* [EXERCISE INPUTS]
------------------------------------

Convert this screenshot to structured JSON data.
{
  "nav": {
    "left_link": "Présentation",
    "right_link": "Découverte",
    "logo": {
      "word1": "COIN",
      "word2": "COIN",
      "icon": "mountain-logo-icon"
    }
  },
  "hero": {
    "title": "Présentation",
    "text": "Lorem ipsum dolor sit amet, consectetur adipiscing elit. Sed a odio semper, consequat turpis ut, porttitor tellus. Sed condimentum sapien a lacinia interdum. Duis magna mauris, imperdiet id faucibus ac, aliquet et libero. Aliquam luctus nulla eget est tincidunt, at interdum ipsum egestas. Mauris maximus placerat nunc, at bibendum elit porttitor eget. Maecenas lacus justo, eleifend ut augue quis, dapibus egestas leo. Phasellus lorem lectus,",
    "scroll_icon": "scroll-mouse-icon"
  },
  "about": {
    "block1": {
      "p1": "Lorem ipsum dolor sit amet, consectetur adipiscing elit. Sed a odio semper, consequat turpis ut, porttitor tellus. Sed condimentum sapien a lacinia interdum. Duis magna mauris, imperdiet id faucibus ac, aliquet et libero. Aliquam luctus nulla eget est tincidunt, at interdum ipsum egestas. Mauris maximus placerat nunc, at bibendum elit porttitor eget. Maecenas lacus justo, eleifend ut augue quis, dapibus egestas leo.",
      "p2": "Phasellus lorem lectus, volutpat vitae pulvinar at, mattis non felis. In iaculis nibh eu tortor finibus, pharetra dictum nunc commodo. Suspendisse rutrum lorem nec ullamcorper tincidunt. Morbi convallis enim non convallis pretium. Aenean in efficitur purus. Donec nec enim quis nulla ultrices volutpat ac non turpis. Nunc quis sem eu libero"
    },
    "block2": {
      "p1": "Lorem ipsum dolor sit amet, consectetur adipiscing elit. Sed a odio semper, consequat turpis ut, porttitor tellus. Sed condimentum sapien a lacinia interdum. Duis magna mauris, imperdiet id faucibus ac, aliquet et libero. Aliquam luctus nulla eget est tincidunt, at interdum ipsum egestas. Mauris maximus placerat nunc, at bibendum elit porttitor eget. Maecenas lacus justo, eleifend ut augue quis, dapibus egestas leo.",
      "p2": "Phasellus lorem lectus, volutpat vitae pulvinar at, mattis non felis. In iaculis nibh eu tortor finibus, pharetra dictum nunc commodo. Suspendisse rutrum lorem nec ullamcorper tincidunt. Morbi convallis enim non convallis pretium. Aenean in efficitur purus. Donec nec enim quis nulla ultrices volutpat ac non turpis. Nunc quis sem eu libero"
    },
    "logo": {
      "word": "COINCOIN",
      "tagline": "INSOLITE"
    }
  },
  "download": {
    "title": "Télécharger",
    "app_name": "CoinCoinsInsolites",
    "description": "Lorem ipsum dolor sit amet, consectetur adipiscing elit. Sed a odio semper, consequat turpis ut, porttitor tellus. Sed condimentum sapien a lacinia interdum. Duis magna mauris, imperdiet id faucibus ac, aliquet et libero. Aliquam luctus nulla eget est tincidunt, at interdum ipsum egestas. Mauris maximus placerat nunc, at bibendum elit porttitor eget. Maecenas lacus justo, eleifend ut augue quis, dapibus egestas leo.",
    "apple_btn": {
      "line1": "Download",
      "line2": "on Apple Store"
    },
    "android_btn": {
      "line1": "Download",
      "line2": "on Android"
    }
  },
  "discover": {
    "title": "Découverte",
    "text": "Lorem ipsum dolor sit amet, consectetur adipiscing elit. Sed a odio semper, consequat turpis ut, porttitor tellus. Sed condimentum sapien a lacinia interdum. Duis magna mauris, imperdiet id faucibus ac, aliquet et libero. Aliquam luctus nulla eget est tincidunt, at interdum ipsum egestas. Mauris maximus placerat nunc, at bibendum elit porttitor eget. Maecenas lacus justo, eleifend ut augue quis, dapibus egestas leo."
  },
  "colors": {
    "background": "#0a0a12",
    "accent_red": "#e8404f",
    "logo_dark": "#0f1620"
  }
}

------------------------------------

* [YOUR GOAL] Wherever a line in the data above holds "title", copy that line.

* [EXERCISE ANSWER]
    "title": "Présentation",
    "title": "Télécharger",
    "title": "Découverte",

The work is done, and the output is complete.